Which of the lines in the data mention the string "JSON"? List them all.

<<<<

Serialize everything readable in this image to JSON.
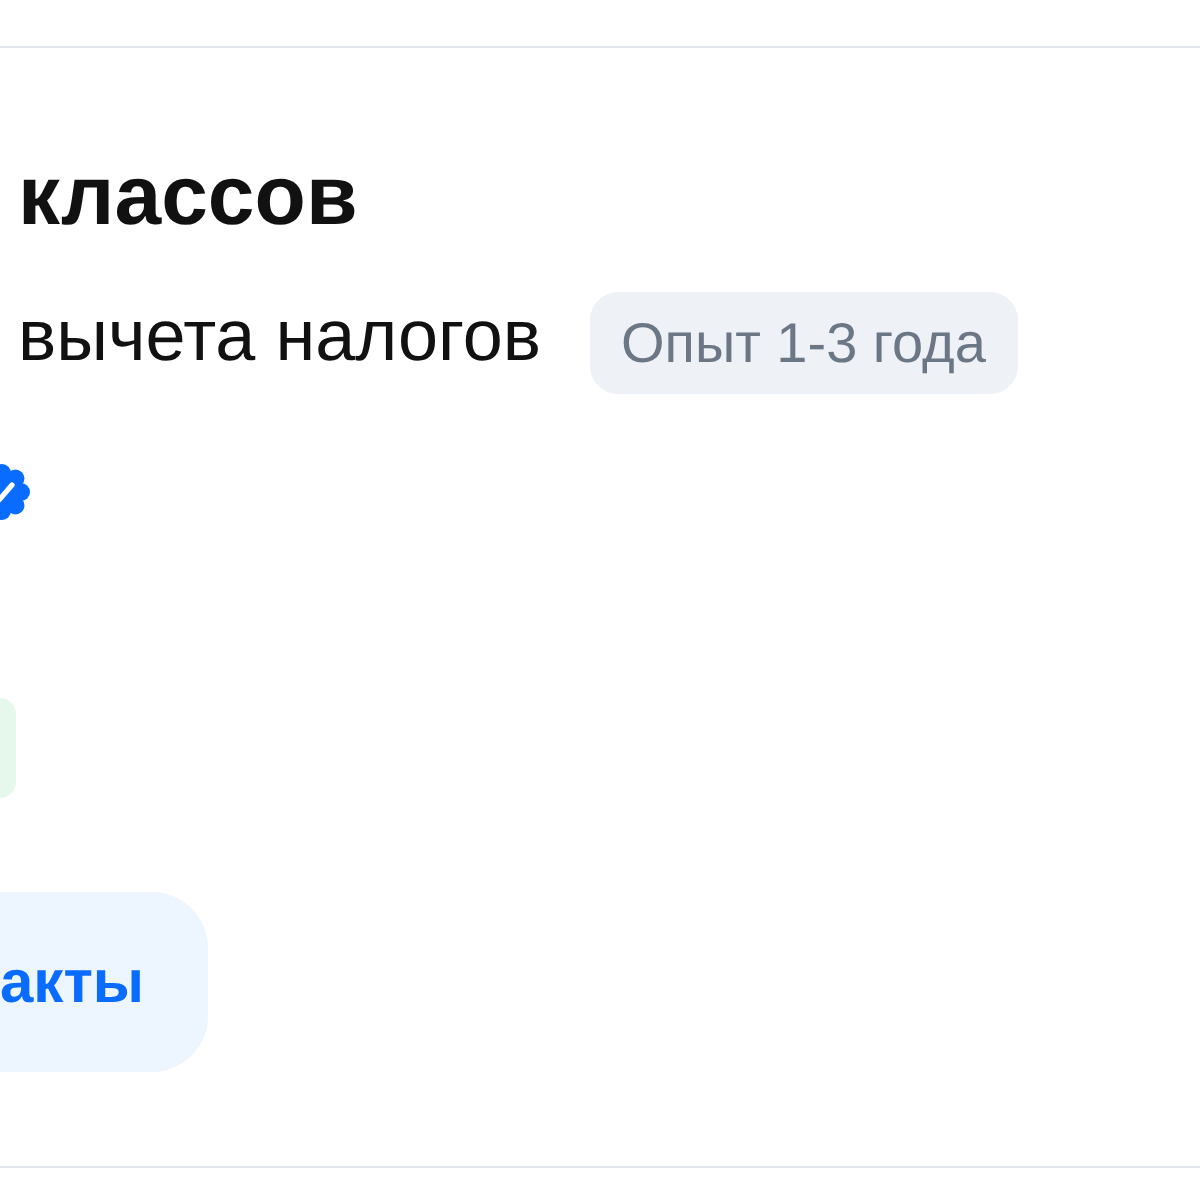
{
  "vacancy": {
    "title": "классов",
    "description": "вычета налогов",
    "experience": "Опыт 1-3 года",
    "employer_verified": true
  },
  "contacts_button": {
    "label": "акты"
  }
}
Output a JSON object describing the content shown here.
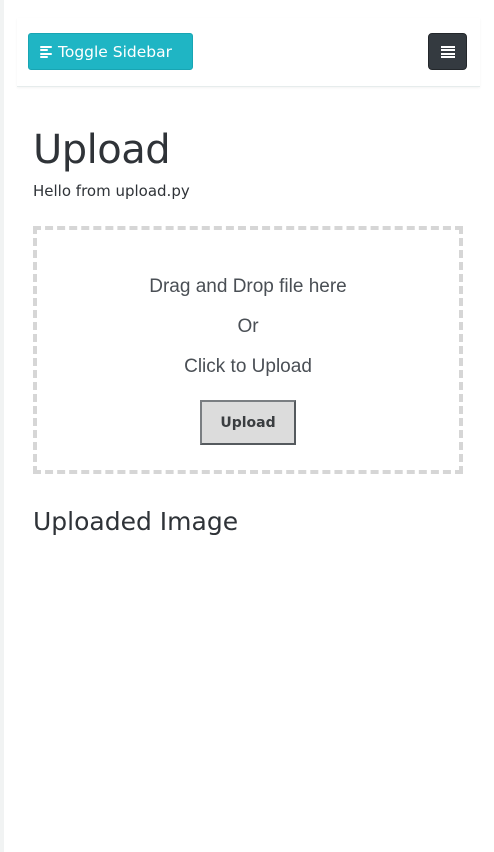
{
  "navbar": {
    "toggle_sidebar_label": "Toggle Sidebar",
    "toggle_sidebar_icon": "align-left-icon",
    "menu_icon": "hamburger-menu-icon"
  },
  "main": {
    "title": "Upload",
    "subtitle": "Hello from upload.py",
    "dropzone": {
      "line1": "Drag and Drop file here",
      "line2": "Or",
      "line3": "Click to Upload",
      "button_label": "Upload"
    },
    "uploaded_section_title": "Uploaded Image"
  },
  "colors": {
    "accent": "#1fb5c4",
    "dark_button": "#343a40",
    "dropzone_border": "#d6d6d6",
    "text": "#2f3338"
  }
}
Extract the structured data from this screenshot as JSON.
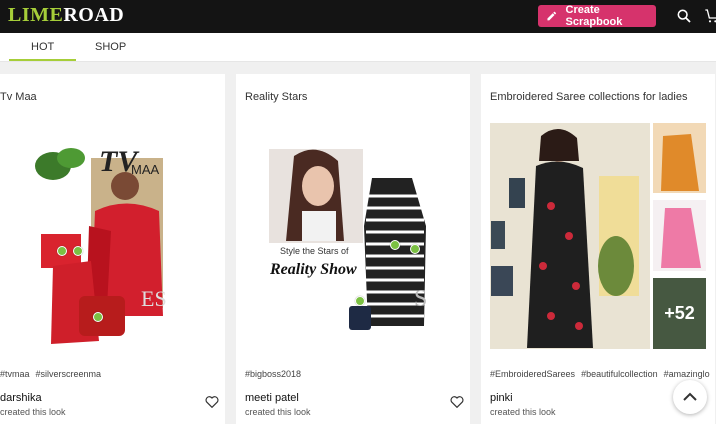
{
  "header": {
    "logo_lime": "LIME",
    "logo_road": "ROAD",
    "create_label": "Create Scrapbook",
    "icons": [
      "pencil-icon",
      "search-icon",
      "cart-icon"
    ]
  },
  "tabs": [
    {
      "label": "HOT",
      "active": true
    },
    {
      "label": "SHOP",
      "active": false
    }
  ],
  "cards": [
    {
      "title": "Tv Maa",
      "image_text_1": "TV",
      "image_text_2": "MAA",
      "tags": [
        "#tvmaa",
        "#silverscreenma"
      ],
      "author": "darshika",
      "created": "created this look"
    },
    {
      "title": "Reality Stars",
      "image_text_1": "Style the Stars of",
      "image_text_2": "Reality Show",
      "tags": [
        "#bigboss2018"
      ],
      "author": "meeti patel",
      "created": "created this look"
    },
    {
      "title": "Embroidered Saree collections for ladies",
      "more_count": "+52",
      "tags": [
        "#EmbroideredSarees",
        "#beautifulcollection",
        "#amazinglo"
      ],
      "author": "pinki",
      "created": "created this look"
    }
  ],
  "colors": {
    "brand_lime": "#a6ce39",
    "create_button": "#d6336c",
    "topbar": "#141414",
    "hotspot": "#7bc043"
  }
}
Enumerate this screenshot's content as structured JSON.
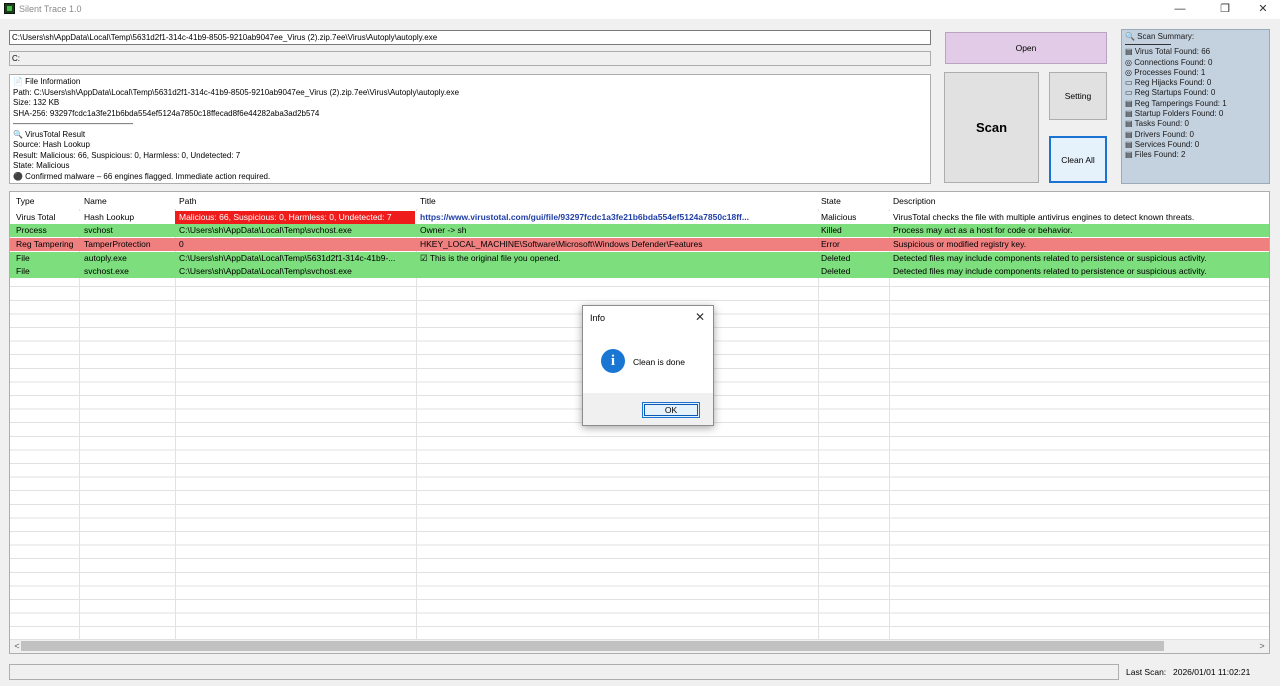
{
  "window": {
    "title": "Silent Trace 1.0",
    "min_icon": "—",
    "restore_icon": "❐",
    "close_icon": "✕"
  },
  "inputs": {
    "path_value": "C:\\Users\\sh\\AppData\\Local\\Temp\\5631d2f1-314c-41b9-8505-9210ab9047ee_Virus (2).zip.7ee\\Virus\\Autoply\\autoply.exe",
    "drive_value": "C:"
  },
  "info_lines": [
    "📄 File Information",
    "Path: C:\\Users\\sh\\AppData\\Local\\Temp\\5631d2f1-314c-41b9-8505-9210ab9047ee_Virus (2).zip.7ee\\Virus\\Autoply\\autoply.exe",
    "Size: 132 KB",
    "SHA-256: 93297fcdc1a3fe21b6bda554ef5124a7850c18ffecad8f6e44282aba3ad2b574",
    "———————————————",
    "🔍 VirusTotal Result",
    "Source: Hash Lookup",
    "Result: Malicious: 66, Suspicious: 0, Harmless: 0, Undetected: 7",
    "State: Malicious",
    "⚫ Confirmed malware – 66 engines flagged. Immediate action required."
  ],
  "buttons": {
    "open": "Open",
    "scan": "Scan",
    "setting": "Setting",
    "clean_all": "Clean All"
  },
  "summary": {
    "title": "🔍 Scan Summary:",
    "items": [
      "▤ Virus Total Found: 66",
      "◎ Connections Found: 0",
      "◎ Processes Found: 1",
      "▭ Reg Hijacks Found: 0",
      "▭ Reg Startups Found: 0",
      "▤ Reg Tamperings Found: 1",
      "▤ Startup Folders Found: 0",
      "▤ Tasks Found: 0",
      "▤ Drivers Found: 0",
      "▤ Services Found: 0",
      "▤ Files Found: 2"
    ]
  },
  "table": {
    "columns": [
      "Type",
      "Name",
      "Path",
      "Title",
      "State",
      "Description"
    ],
    "rows": [
      {
        "type": "Virus Total",
        "name": "Hash Lookup",
        "path": "Malicious: 66, Suspicious: 0, Harmless: 0, Undetected: 7",
        "title": "https://www.virustotal.com/gui/file/93297fcdc1a3fe21b6bda554ef5124a7850c18ff...",
        "state": "Malicious",
        "description": "VirusTotal checks the file with multiple antivirus engines to detect known threats.",
        "color": "white"
      },
      {
        "type": "Process",
        "name": "svchost",
        "path": "C:\\Users\\sh\\AppData\\Local\\Temp\\svchost.exe",
        "title": "Owner -> sh",
        "state": "Killed",
        "description": "Process may act as a host for code or behavior.",
        "color": "#7cde7c"
      },
      {
        "type": "Reg Tampering",
        "name": "TamperProtection",
        "path": "0",
        "title": "HKEY_LOCAL_MACHINE\\Software\\Microsoft\\Windows Defender\\Features",
        "state": "Error",
        "description": "Suspicious or modified registry key.",
        "color": "#f08080"
      },
      {
        "type": "File",
        "name": "autoply.exe",
        "path": "C:\\Users\\sh\\AppData\\Local\\Temp\\5631d2f1-314c-41b9-...",
        "title": "☑ This is the original file you opened.",
        "state": "Deleted",
        "description": "Detected files may include components related to persistence or suspicious activity.",
        "color": "#7cde7c"
      },
      {
        "type": "File",
        "name": "svchost.exe",
        "path": "C:\\Users\\sh\\AppData\\Local\\Temp\\svchost.exe",
        "title": "",
        "state": "Deleted",
        "description": "Detected files may include components related to persistence or suspicious activity.",
        "color": "#7cde7c"
      }
    ]
  },
  "scrollbar": {
    "left_arrow": "<",
    "right_arrow": ">"
  },
  "status": {
    "last_scan_label": "Last Scan:",
    "last_scan_value": "2026/01/01 11:02:21"
  },
  "dialog": {
    "title": "Info",
    "message": "Clean is done",
    "ok": "OK",
    "icon": "i",
    "close": "✕"
  },
  "colors": {
    "open_button": "#e1cbe6",
    "summary_bg": "#c4d1df",
    "row_green": "#7cde7c",
    "row_red": "#f08080",
    "cell_red": "#ef1c1c",
    "accent": "#1a73d2"
  }
}
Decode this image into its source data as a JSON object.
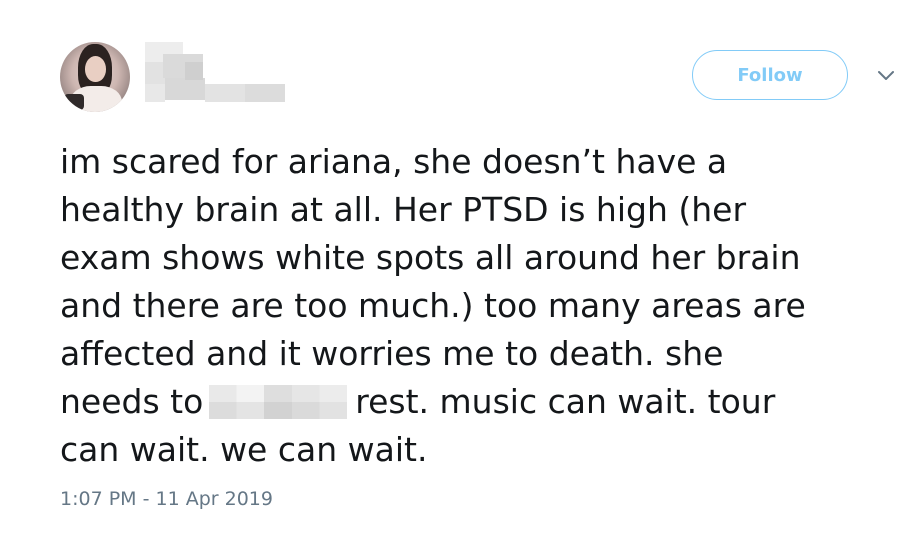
{
  "follow_button": {
    "label": "Follow"
  },
  "tweet": {
    "lines": [
      "im scared for ariana, she doesn’t have a",
      "healthy brain at all. Her PTSD is high (her",
      "exam shows white spots all around her brain",
      "and there are too much.) too many areas are",
      "affected and it worries me to death. she"
    ],
    "line6_before": "needs to",
    "line6_after": "rest. music can wait. tour",
    "line7": "can wait. we can wait."
  },
  "timestamp": "1:07 PM - 11 Apr 2019",
  "icons": {
    "caret": "chevron-down-icon",
    "avatar": "user-avatar"
  },
  "colors": {
    "accent": "#1da1f2",
    "text": "#14171a",
    "muted": "#657786"
  }
}
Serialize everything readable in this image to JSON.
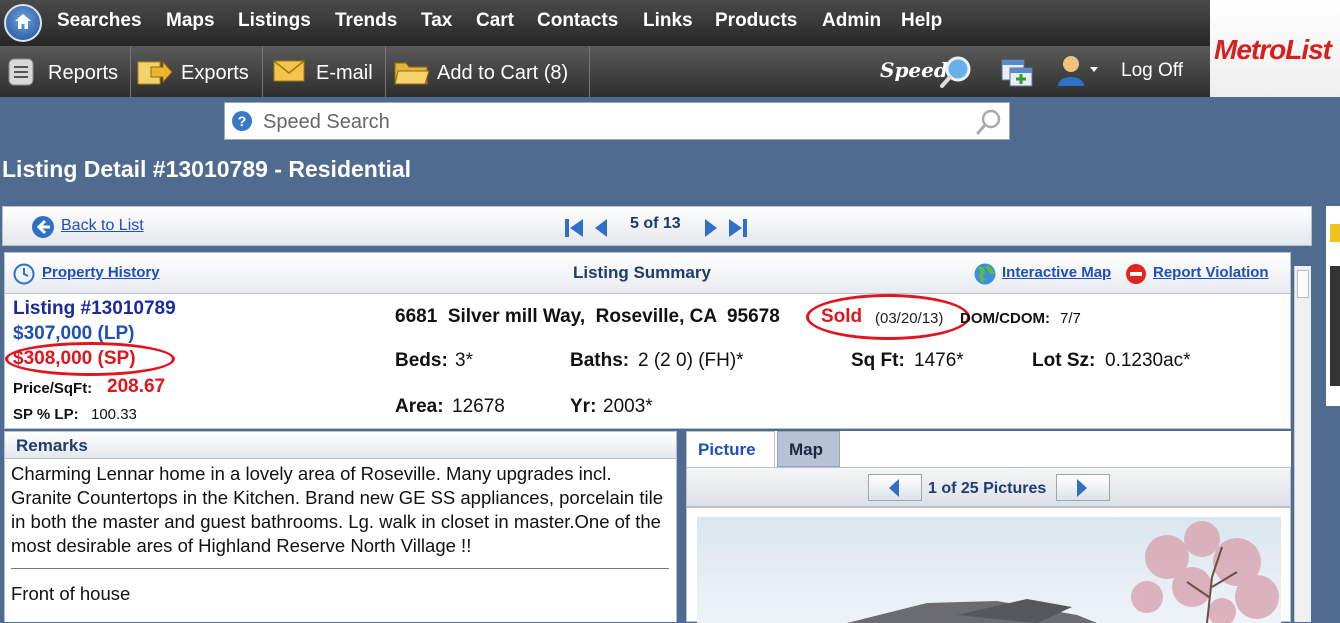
{
  "topnav": {
    "items": [
      "Searches",
      "Maps",
      "Listings",
      "Trends",
      "Tax",
      "Cart",
      "Contacts",
      "Links",
      "Products",
      "Admin",
      "Help"
    ]
  },
  "toolbar": {
    "reports": "Reports",
    "exports": "Exports",
    "email": "E-mail",
    "add_to_cart": "Add to Cart (8)",
    "logoff": "Log Off",
    "speed_logo": "Speed"
  },
  "brand": {
    "logo": "MetroList"
  },
  "search": {
    "placeholder": "Speed Search"
  },
  "page": {
    "title": "Listing Detail #13010789 - Residential"
  },
  "listnav": {
    "back": "Back to List",
    "position": "5 of 13"
  },
  "summary": {
    "property_history": "Property History",
    "title": "Listing Summary",
    "interactive_map": "Interactive Map",
    "report_violation": "Report Violation",
    "listing_no": "Listing #13010789",
    "list_price": "$307,000 (LP)",
    "sold_price": "$308,000 (SP)",
    "price_sqft_label": "Price/SqFt:",
    "price_sqft": "208.67",
    "sp_lp_label": "SP % LP:",
    "sp_lp": "100.33",
    "address": "6681  Silver mill Way,  Roseville, CA  95678",
    "status": "Sold",
    "status_date": "(03/20/13)",
    "dom_label": "DOM/CDOM:",
    "dom": "7/7",
    "beds_label": "Beds:",
    "beds": "3*",
    "baths_label": "Baths:",
    "baths": "2 (2 0) (FH)*",
    "sqft_label": "Sq Ft:",
    "sqft": "1476*",
    "lot_label": "Lot Sz:",
    "lot": "0.1230ac*",
    "area_label": "Area:",
    "area": "12678",
    "yr_label": "Yr:",
    "yr": "2003*"
  },
  "remarks": {
    "title": "Remarks",
    "text": "Charming Lennar home in a lovely area of Roseville. Many upgrades incl. Granite Countertops in the Kitchen. Brand new GE SS appliances, porcelain tile in both the master and guest bathrooms. Lg. walk in closet in master.One of the most desirable ares of Highland Reserve North Village !!",
    "caption": "Front of house"
  },
  "pictures": {
    "tab_picture": "Picture",
    "tab_map": "Map",
    "counter": "1 of 25 Pictures"
  },
  "colors": {
    "accent_red": "#e0161f",
    "link_blue": "#1f4fb8",
    "nav_bg": "#2b2b2b",
    "page_bg": "#4f6b8f"
  }
}
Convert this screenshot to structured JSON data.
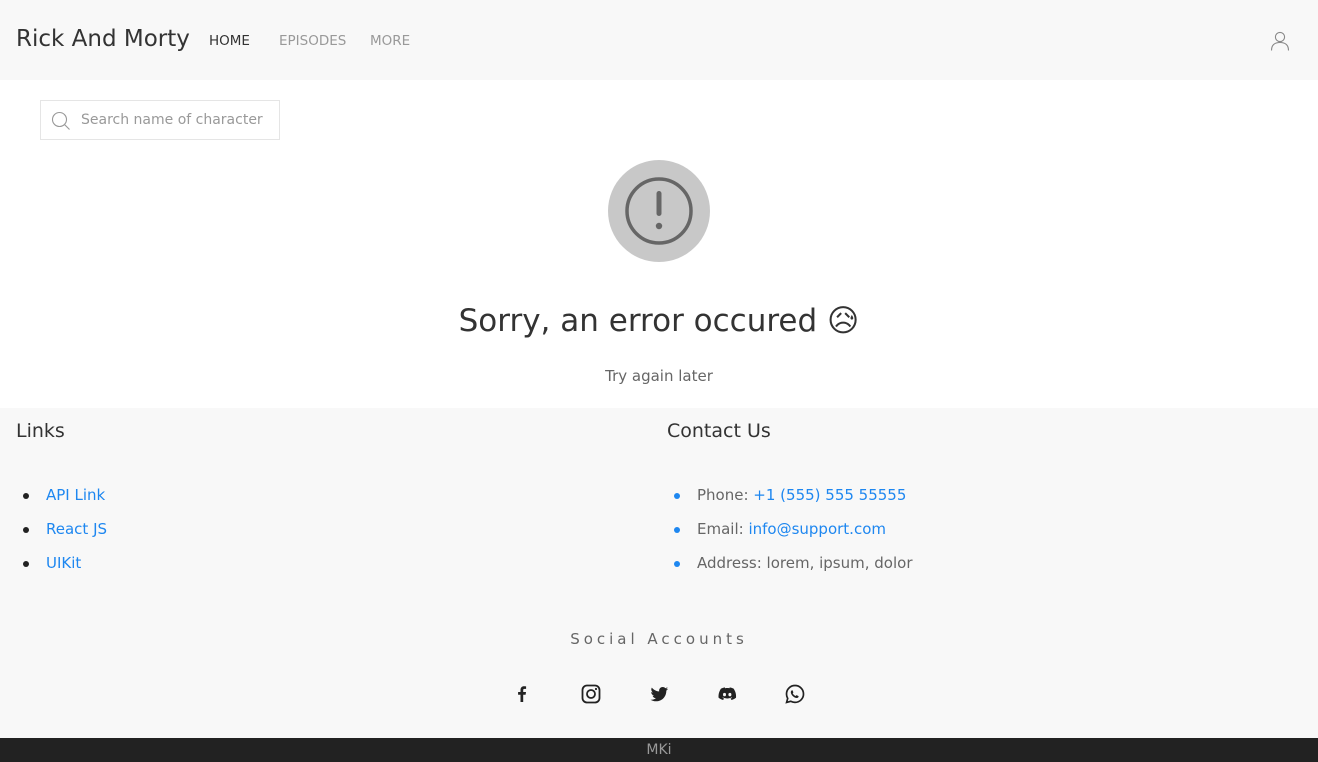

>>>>

**Expected answer:**
Serialize everything readable in this image to JSON.
Output a JSON object describing the content shown here.
Extract the structured data from this screenshot as JSON.
Enumerate this screenshot's content as structured JSON.
Decode this image into its source data as a JSON object.
Serialize everything readable in this image to JSON.
Convert this screenshot to structured JSON data.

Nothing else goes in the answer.